(App and web page records)
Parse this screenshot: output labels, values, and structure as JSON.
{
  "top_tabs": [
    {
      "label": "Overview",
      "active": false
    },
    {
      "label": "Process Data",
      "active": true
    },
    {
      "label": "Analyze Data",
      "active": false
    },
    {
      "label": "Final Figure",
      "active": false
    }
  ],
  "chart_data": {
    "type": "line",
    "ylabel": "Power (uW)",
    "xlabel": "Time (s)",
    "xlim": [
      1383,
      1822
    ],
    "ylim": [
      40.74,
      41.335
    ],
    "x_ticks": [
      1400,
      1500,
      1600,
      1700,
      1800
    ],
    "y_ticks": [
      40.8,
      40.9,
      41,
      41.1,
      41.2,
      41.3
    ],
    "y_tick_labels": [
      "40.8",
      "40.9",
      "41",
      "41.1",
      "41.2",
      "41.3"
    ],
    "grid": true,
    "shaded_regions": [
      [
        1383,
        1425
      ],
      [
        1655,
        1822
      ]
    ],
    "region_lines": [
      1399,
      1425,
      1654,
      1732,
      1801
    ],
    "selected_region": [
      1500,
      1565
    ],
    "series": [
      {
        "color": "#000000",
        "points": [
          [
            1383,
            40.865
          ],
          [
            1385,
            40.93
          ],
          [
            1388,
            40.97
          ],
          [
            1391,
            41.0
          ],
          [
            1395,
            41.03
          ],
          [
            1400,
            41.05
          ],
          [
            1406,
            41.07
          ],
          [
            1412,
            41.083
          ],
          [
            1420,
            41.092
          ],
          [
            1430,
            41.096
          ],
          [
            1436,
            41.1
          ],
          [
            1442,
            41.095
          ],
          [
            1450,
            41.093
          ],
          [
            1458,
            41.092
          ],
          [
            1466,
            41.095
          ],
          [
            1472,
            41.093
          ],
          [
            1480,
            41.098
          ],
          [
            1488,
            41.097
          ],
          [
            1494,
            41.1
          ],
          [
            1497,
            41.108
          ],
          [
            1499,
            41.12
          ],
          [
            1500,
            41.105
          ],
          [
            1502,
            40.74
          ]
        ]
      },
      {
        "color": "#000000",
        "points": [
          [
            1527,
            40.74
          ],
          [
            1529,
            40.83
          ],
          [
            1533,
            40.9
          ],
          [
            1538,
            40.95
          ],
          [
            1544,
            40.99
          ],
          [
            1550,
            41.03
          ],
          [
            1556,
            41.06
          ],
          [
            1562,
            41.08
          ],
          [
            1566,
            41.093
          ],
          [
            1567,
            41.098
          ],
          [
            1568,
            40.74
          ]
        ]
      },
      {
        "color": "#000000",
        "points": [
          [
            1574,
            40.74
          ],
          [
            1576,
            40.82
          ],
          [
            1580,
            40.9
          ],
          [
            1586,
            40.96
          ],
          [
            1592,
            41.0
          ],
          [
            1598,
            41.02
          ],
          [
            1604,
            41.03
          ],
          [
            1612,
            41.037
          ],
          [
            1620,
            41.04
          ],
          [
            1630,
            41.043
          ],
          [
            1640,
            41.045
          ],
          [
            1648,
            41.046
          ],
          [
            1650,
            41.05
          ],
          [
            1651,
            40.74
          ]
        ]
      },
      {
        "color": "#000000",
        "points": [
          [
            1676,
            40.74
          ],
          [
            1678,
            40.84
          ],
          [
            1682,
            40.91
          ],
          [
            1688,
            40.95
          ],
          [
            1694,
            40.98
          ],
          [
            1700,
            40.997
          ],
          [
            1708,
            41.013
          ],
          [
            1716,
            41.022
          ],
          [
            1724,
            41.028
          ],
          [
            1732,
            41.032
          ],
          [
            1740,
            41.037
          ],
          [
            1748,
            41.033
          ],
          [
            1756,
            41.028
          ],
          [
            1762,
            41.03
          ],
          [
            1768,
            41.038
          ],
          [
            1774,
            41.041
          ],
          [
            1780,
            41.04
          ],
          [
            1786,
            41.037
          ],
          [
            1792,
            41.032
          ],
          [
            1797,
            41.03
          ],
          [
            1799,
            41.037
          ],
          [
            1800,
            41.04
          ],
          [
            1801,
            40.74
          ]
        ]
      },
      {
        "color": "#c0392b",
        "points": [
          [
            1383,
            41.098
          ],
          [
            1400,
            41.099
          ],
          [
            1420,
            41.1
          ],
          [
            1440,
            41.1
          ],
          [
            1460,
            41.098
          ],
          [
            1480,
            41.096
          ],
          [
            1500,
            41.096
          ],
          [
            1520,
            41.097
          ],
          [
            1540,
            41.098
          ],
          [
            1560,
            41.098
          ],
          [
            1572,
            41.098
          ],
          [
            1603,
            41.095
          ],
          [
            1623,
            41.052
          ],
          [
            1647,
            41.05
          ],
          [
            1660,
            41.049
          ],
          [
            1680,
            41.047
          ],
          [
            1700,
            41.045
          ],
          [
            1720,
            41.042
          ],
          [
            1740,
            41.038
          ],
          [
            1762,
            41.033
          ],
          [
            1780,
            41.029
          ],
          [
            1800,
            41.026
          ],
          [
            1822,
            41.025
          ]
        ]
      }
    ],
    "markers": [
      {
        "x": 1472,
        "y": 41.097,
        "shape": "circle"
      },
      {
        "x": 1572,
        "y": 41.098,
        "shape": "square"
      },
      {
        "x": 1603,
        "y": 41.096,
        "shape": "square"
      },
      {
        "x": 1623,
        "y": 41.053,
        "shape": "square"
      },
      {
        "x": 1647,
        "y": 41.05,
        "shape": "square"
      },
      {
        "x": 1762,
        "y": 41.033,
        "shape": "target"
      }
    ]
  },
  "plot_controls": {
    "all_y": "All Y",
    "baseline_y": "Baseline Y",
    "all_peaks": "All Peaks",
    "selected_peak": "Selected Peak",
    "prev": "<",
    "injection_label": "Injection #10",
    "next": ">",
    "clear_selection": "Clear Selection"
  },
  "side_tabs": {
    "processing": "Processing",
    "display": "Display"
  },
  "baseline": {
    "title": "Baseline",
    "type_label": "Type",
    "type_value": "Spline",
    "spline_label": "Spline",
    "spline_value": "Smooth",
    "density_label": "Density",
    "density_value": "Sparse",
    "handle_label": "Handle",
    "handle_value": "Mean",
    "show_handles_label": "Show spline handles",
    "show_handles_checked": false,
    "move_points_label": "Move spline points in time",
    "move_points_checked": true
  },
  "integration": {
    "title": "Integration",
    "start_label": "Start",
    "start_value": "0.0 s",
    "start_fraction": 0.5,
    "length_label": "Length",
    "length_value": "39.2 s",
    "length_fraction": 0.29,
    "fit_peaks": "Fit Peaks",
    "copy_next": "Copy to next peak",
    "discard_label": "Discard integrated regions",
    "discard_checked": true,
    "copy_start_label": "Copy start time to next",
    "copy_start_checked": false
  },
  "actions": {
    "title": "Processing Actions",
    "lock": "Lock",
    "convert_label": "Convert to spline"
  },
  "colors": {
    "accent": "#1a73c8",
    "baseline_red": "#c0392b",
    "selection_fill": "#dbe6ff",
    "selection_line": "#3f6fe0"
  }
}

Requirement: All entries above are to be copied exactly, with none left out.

Problem solution:
Parse this screenshot: output labels, values, and structure as JSON.
{
  "top_tabs": [
    {
      "label": "Overview",
      "active": false
    },
    {
      "label": "Process Data",
      "active": true
    },
    {
      "label": "Analyze Data",
      "active": false
    },
    {
      "label": "Final Figure",
      "active": false
    }
  ],
  "chart_data": {
    "type": "line",
    "ylabel": "Power (uW)",
    "xlabel": "Time (s)",
    "xlim": [
      1383,
      1822
    ],
    "ylim": [
      40.74,
      41.335
    ],
    "x_ticks": [
      1400,
      1500,
      1600,
      1700,
      1800
    ],
    "y_ticks": [
      40.8,
      40.9,
      41,
      41.1,
      41.2,
      41.3
    ],
    "y_tick_labels": [
      "40.8",
      "40.9",
      "41",
      "41.1",
      "41.2",
      "41.3"
    ],
    "grid": true,
    "shaded_regions": [
      [
        1383,
        1425
      ],
      [
        1655,
        1822
      ]
    ],
    "region_lines": [
      1399,
      1425,
      1654,
      1732,
      1801
    ],
    "selected_region": [
      1500,
      1565
    ],
    "series": [
      {
        "color": "#000000",
        "points": [
          [
            1383,
            40.865
          ],
          [
            1385,
            40.93
          ],
          [
            1388,
            40.97
          ],
          [
            1391,
            41.0
          ],
          [
            1395,
            41.03
          ],
          [
            1400,
            41.05
          ],
          [
            1406,
            41.07
          ],
          [
            1412,
            41.083
          ],
          [
            1420,
            41.092
          ],
          [
            1430,
            41.096
          ],
          [
            1436,
            41.1
          ],
          [
            1442,
            41.095
          ],
          [
            1450,
            41.093
          ],
          [
            1458,
            41.092
          ],
          [
            1466,
            41.095
          ],
          [
            1472,
            41.093
          ],
          [
            1480,
            41.098
          ],
          [
            1488,
            41.097
          ],
          [
            1494,
            41.1
          ],
          [
            1497,
            41.108
          ],
          [
            1499,
            41.12
          ],
          [
            1500,
            41.105
          ],
          [
            1502,
            40.74
          ]
        ]
      },
      {
        "color": "#000000",
        "points": [
          [
            1527,
            40.74
          ],
          [
            1529,
            40.83
          ],
          [
            1533,
            40.9
          ],
          [
            1538,
            40.95
          ],
          [
            1544,
            40.99
          ],
          [
            1550,
            41.03
          ],
          [
            1556,
            41.06
          ],
          [
            1562,
            41.08
          ],
          [
            1566,
            41.093
          ],
          [
            1567,
            41.098
          ],
          [
            1568,
            40.74
          ]
        ]
      },
      {
        "color": "#000000",
        "points": [
          [
            1574,
            40.74
          ],
          [
            1576,
            40.82
          ],
          [
            1580,
            40.9
          ],
          [
            1586,
            40.96
          ],
          [
            1592,
            41.0
          ],
          [
            1598,
            41.02
          ],
          [
            1604,
            41.03
          ],
          [
            1612,
            41.037
          ],
          [
            1620,
            41.04
          ],
          [
            1630,
            41.043
          ],
          [
            1640,
            41.045
          ],
          [
            1648,
            41.046
          ],
          [
            1650,
            41.05
          ],
          [
            1651,
            40.74
          ]
        ]
      },
      {
        "color": "#000000",
        "points": [
          [
            1676,
            40.74
          ],
          [
            1678,
            40.84
          ],
          [
            1682,
            40.91
          ],
          [
            1688,
            40.95
          ],
          [
            1694,
            40.98
          ],
          [
            1700,
            40.997
          ],
          [
            1708,
            41.013
          ],
          [
            1716,
            41.022
          ],
          [
            1724,
            41.028
          ],
          [
            1732,
            41.032
          ],
          [
            1740,
            41.037
          ],
          [
            1748,
            41.033
          ],
          [
            1756,
            41.028
          ],
          [
            1762,
            41.03
          ],
          [
            1768,
            41.038
          ],
          [
            1774,
            41.041
          ],
          [
            1780,
            41.04
          ],
          [
            1786,
            41.037
          ],
          [
            1792,
            41.032
          ],
          [
            1797,
            41.03
          ],
          [
            1799,
            41.037
          ],
          [
            1800,
            41.04
          ],
          [
            1801,
            40.74
          ]
        ]
      },
      {
        "color": "#c0392b",
        "points": [
          [
            1383,
            41.098
          ],
          [
            1400,
            41.099
          ],
          [
            1420,
            41.1
          ],
          [
            1440,
            41.1
          ],
          [
            1460,
            41.098
          ],
          [
            1480,
            41.096
          ],
          [
            1500,
            41.096
          ],
          [
            1520,
            41.097
          ],
          [
            1540,
            41.098
          ],
          [
            1560,
            41.098
          ],
          [
            1572,
            41.098
          ],
          [
            1603,
            41.095
          ],
          [
            1623,
            41.052
          ],
          [
            1647,
            41.05
          ],
          [
            1660,
            41.049
          ],
          [
            1680,
            41.047
          ],
          [
            1700,
            41.045
          ],
          [
            1720,
            41.042
          ],
          [
            1740,
            41.038
          ],
          [
            1762,
            41.033
          ],
          [
            1780,
            41.029
          ],
          [
            1800,
            41.026
          ],
          [
            1822,
            41.025
          ]
        ]
      }
    ],
    "markers": [
      {
        "x": 1472,
        "y": 41.097,
        "shape": "circle"
      },
      {
        "x": 1572,
        "y": 41.098,
        "shape": "square"
      },
      {
        "x": 1603,
        "y": 41.096,
        "shape": "square"
      },
      {
        "x": 1623,
        "y": 41.053,
        "shape": "square"
      },
      {
        "x": 1647,
        "y": 41.05,
        "shape": "square"
      },
      {
        "x": 1762,
        "y": 41.033,
        "shape": "target"
      }
    ]
  },
  "plot_controls": {
    "all_y": "All Y",
    "baseline_y": "Baseline Y",
    "all_peaks": "All Peaks",
    "selected_peak": "Selected Peak",
    "prev": "<",
    "injection_label": "Injection #10",
    "next": ">",
    "clear_selection": "Clear Selection"
  },
  "side_tabs": {
    "processing": "Processing",
    "display": "Display"
  },
  "baseline": {
    "title": "Baseline",
    "type_label": "Type",
    "type_value": "Spline",
    "spline_label": "Spline",
    "spline_value": "Smooth",
    "density_label": "Density",
    "density_value": "Sparse",
    "handle_label": "Handle",
    "handle_value": "Mean",
    "show_handles_label": "Show spline handles",
    "show_handles_checked": false,
    "move_points_label": "Move spline points in time",
    "move_points_checked": true
  },
  "integration": {
    "title": "Integration",
    "start_label": "Start",
    "start_value": "0.0 s",
    "start_fraction": 0.5,
    "length_label": "Length",
    "length_value": "39.2 s",
    "length_fraction": 0.29,
    "fit_peaks": "Fit Peaks",
    "copy_next": "Copy to next peak",
    "discard_label": "Discard integrated regions",
    "discard_checked": true,
    "copy_start_label": "Copy start time to next",
    "copy_start_checked": false
  },
  "actions": {
    "title": "Processing Actions",
    "lock": "Lock",
    "convert_label": "Convert to spline"
  },
  "colors": {
    "accent": "#1a73c8",
    "baseline_red": "#c0392b",
    "selection_fill": "#dbe6ff",
    "selection_line": "#3f6fe0"
  }
}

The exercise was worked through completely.